Background Likert-type scales are increasingly being used among people with intellectual disability (ID). These scales offer an efficient method for capturing a wide range of variance in self-reported attitudes and behaviours. This review is an attempt to evaluate the reliability and validity of Likert-type scales in people with ID.
Methods Fifty-one studies reporting response rates, response bias, reliability and validity of Likert-type scales among adolescents and adults with ID were reviewed.
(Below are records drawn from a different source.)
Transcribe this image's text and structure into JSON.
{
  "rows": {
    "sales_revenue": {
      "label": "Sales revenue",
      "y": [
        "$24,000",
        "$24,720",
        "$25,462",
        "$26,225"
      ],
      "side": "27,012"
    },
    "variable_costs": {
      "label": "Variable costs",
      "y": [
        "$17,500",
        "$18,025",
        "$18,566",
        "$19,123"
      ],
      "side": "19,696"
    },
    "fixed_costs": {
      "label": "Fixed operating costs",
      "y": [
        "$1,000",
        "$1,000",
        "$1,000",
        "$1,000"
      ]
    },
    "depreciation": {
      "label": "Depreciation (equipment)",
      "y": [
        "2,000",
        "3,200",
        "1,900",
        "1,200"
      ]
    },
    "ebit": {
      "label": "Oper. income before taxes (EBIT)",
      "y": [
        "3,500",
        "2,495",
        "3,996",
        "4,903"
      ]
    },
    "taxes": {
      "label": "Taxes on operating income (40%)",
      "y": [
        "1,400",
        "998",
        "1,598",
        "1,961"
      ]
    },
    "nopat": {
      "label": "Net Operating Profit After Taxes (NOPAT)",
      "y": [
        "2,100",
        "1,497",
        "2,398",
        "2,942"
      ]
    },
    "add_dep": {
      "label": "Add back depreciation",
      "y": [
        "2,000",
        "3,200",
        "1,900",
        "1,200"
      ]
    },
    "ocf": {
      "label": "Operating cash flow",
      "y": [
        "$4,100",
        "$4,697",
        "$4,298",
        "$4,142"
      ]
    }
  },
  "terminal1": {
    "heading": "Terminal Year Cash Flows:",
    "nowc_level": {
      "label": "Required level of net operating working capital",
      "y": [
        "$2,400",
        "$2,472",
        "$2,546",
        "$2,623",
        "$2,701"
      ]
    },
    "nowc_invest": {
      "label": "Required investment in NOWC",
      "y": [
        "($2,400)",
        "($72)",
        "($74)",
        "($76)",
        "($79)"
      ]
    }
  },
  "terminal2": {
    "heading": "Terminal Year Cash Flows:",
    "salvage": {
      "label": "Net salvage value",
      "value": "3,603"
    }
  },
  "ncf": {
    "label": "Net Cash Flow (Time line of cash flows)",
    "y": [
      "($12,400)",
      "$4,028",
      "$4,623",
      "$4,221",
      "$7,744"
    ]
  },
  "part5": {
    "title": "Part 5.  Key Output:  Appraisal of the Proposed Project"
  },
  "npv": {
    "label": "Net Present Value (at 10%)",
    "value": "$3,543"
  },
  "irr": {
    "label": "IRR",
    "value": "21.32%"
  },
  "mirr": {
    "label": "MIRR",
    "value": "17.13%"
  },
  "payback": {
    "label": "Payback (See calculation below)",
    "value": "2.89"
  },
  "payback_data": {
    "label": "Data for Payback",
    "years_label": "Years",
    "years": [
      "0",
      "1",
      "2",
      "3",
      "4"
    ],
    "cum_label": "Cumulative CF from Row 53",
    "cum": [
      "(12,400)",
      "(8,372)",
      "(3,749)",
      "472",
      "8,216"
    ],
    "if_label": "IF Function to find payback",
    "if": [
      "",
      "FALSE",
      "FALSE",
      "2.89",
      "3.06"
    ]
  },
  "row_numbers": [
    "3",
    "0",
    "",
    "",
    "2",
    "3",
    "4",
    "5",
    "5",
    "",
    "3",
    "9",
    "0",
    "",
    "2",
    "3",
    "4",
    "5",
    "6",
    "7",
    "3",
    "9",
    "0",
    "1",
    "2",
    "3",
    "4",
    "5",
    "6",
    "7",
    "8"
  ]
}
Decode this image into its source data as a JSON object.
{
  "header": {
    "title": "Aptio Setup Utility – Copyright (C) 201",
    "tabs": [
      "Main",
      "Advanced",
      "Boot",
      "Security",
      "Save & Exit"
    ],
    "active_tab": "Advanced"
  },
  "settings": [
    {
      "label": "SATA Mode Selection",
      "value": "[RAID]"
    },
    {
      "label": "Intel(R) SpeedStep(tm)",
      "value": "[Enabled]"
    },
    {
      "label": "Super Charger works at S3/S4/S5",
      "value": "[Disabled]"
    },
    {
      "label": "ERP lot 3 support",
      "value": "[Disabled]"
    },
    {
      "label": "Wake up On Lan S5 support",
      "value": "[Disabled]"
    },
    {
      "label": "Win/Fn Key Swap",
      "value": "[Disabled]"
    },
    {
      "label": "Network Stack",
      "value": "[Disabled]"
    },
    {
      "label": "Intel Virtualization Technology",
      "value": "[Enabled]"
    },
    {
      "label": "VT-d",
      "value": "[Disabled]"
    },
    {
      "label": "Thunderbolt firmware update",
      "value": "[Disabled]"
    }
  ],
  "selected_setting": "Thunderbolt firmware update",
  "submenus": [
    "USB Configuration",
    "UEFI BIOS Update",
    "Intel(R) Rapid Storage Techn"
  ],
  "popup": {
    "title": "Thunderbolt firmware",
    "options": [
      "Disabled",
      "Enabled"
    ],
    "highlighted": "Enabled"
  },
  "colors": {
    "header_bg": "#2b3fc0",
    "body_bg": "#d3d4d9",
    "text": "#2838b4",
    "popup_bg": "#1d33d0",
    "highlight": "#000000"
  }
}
Results Low response rates were found among adolescents and adults with moderate to profound ID, when pictorial representations of response alternatives were not employed, and for Likert-type scales with self-descriptive statements. Response bias was evident, particularly among adolescents and adults with moderate to profound ID. Likert-type scales have better reliability and validity among adolescents and adults with borderline IQ or mild ID. Pretests and clarifying questions increase reliability and validity.
Conclusions Likert-type scales should include pictorial representations of response alternatives, a single set of one or two word response descriptors, clarifying questions, and pretests, and are best used with adolescents and adults with borderline IQ to mild ID.